[3] A church report published in 1945 highlighted the need for evangelism, but for a variety of reasons never got the attention it deserved. See Church of England’s Archbishop’s Commission on Evangelism, Towards the Conversion of England: a plan dedicated to the memory of Archbishop William Temple (London: Press & Publications Board of the Church Assembly, 1945).

[4] Henry Ford, in an interview with Charles N Wheeler, Chicago Tribune, May 25, 1916, 10.

[5] George Santayana, The Life of Reason (New York: Scribner’s, 1905), 284.

[6] A term originally coined by Rowan Williams, and aptly defined as “... the truth that no single form of church life is adequate on its own in the development of mission to our diverse culture. We need traditional forms of church life but we will also need new forms of church to connect with different parts of our society.” Steven Croft, ‘What counts as a Fresh Expression of Church?’, in Louise Nelstrop & Martyn Percy (eds), Evaluating Fresh Expressions: explorations in emerging church (London: Canterbury Press, 2008), 5.

[7] Largely due to the researches of Leslie J Francis who has a formidable database of clergy from around the world research going back thirty years or more and reported in very many publications. For a typical report, see Leslie Francis & Raymond Rodger, ‘The personality profile of Anglican clergymen’, in John Swinton & David Willows (eds), Spiritual dimensions of pastoral care (London: Jessica Kingsley Publishers, 2000), 66-71.

[8] There is a substantial body of research exploring this question: see most recently Leslie J Francis, Howard Wright & Mandy Robbins, ‘Temperament theory and congregation studies: different types for different services?’, in Practical Theology 9/1 (2016), 29-45, and the extensive bibliography there.

[9] The original context for this was most likely conversations with students, as reported in an interview in 1963: “Barth recalls that 40 years ago he advised young theologians to ‘take your Bible and take your newspaper, and read both. But interpret newspapers from your Bible.’” For the full article, see ‘Barth in Retirement’ in Time LXXXI/22 (May 31, 1963) accessed online September 20, 2016.

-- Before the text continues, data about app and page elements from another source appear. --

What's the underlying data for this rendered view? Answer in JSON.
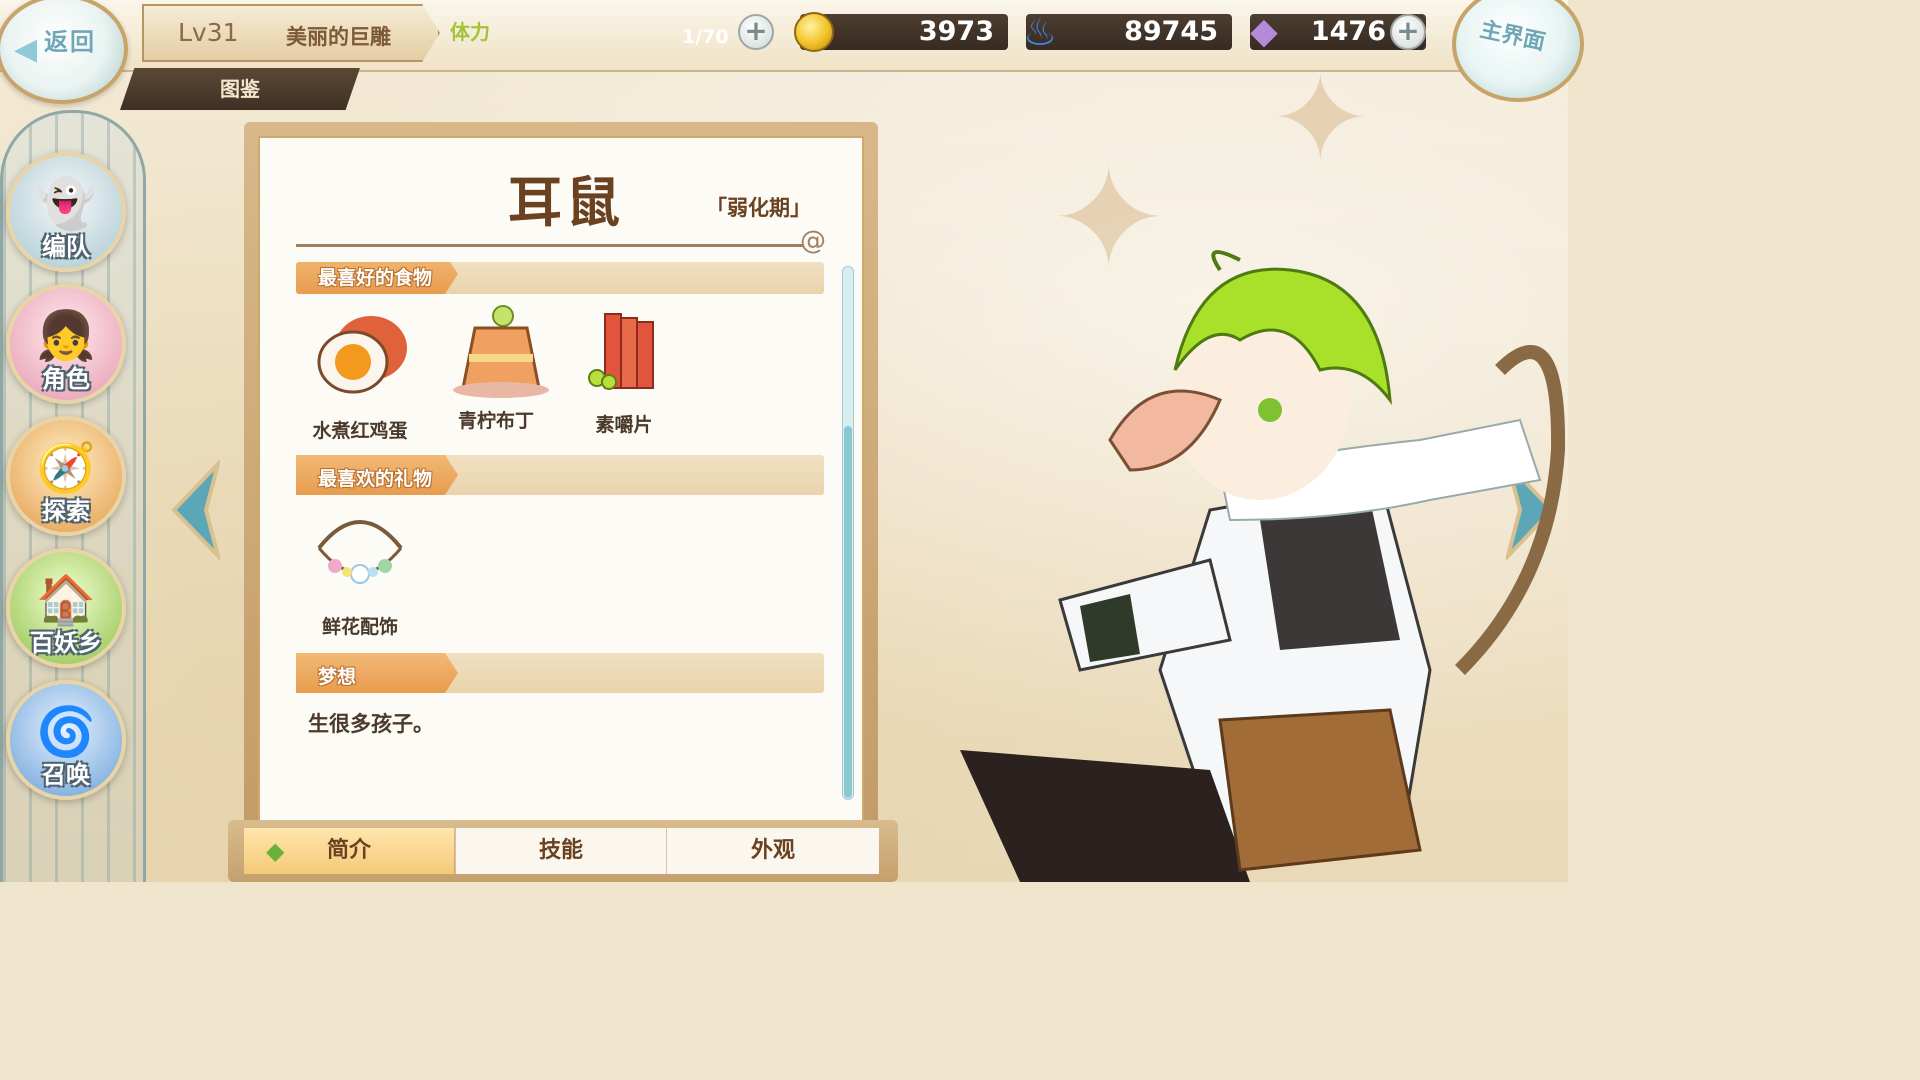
{
  "header": {
    "back_label": "返回",
    "level": "Lv31",
    "player_name": "美丽的巨雕",
    "sub_tab": "图鉴",
    "stamina_label": "体力",
    "stamina_value": "1/70",
    "stamina_fraction": 0.014,
    "coins": "3973",
    "soul_fire": "89745",
    "gems": "1476",
    "home_label": "主界面"
  },
  "sidebar": {
    "items": [
      {
        "label": "编队",
        "icon": "ghost-knight-icon"
      },
      {
        "label": "角色",
        "icon": "girl-portrait-icon"
      },
      {
        "label": "探索",
        "icon": "scroll-compass-icon"
      },
      {
        "label": "百妖乡",
        "icon": "village-icon"
      },
      {
        "label": "召唤",
        "icon": "swirl-icon"
      }
    ]
  },
  "profile": {
    "name": "耳鼠",
    "stage": "「弱化期」",
    "sections": {
      "food_title": "最喜好的食物",
      "gift_title": "最喜欢的礼物",
      "dream_title": "梦想"
    },
    "foods": [
      "水煮红鸡蛋",
      "青柠布丁",
      "素嚼片"
    ],
    "gifts": [
      "鲜花配饰"
    ],
    "dream": "生很多孩子。"
  },
  "tabs": [
    "简介",
    "技能",
    "外观"
  ],
  "colors": {
    "accent_orange": "#e79c4e",
    "text_brown": "#6b4220",
    "hair_green": "#a8e02a"
  }
}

[10] Anselm, Monologion , ch 78, in Complete Philosophical & Theological treatises of Anselm of Canterbury, translated by Jasper Hopkins & Herbert Richardson (Minneapolis: Arthur J Banning Press, 2000), 84.

[11] Diogenes Laertius, Lives of the Eminent Philosophers I.11.

[12] The title of a book by Neil Postman: Amusing ourselves to Death: public discourse in the age of show business (New York: Penguin, 1985).

[13] Raymond Fung, The Isaiah Vision (Geneva: WCC 1992); reissued 2009 by Wipf & Stock.

[14] Ambigua 261-262a.

[15] The subject of creative playfulness in relation to mission and the Bible is explored more fully in my The McDonaldization of the Church (London: DLT 2000), 112-132.

[16] Schleiermacher regarded the roots as philosophy, the trunk was historical studies (a category that for him included Bible and systematic theology), and practical theology the branches (which was only ‘practical’ inasmuch as it concerned itself with the normative form of church life). See Friedrich Schleiermacher, Brief outline of the study of Theology drawn up to serve as the basis of introductory lectures, translated by William Farrer (Edinburgh: T & T Clark, 1850), originally published in German in 1811.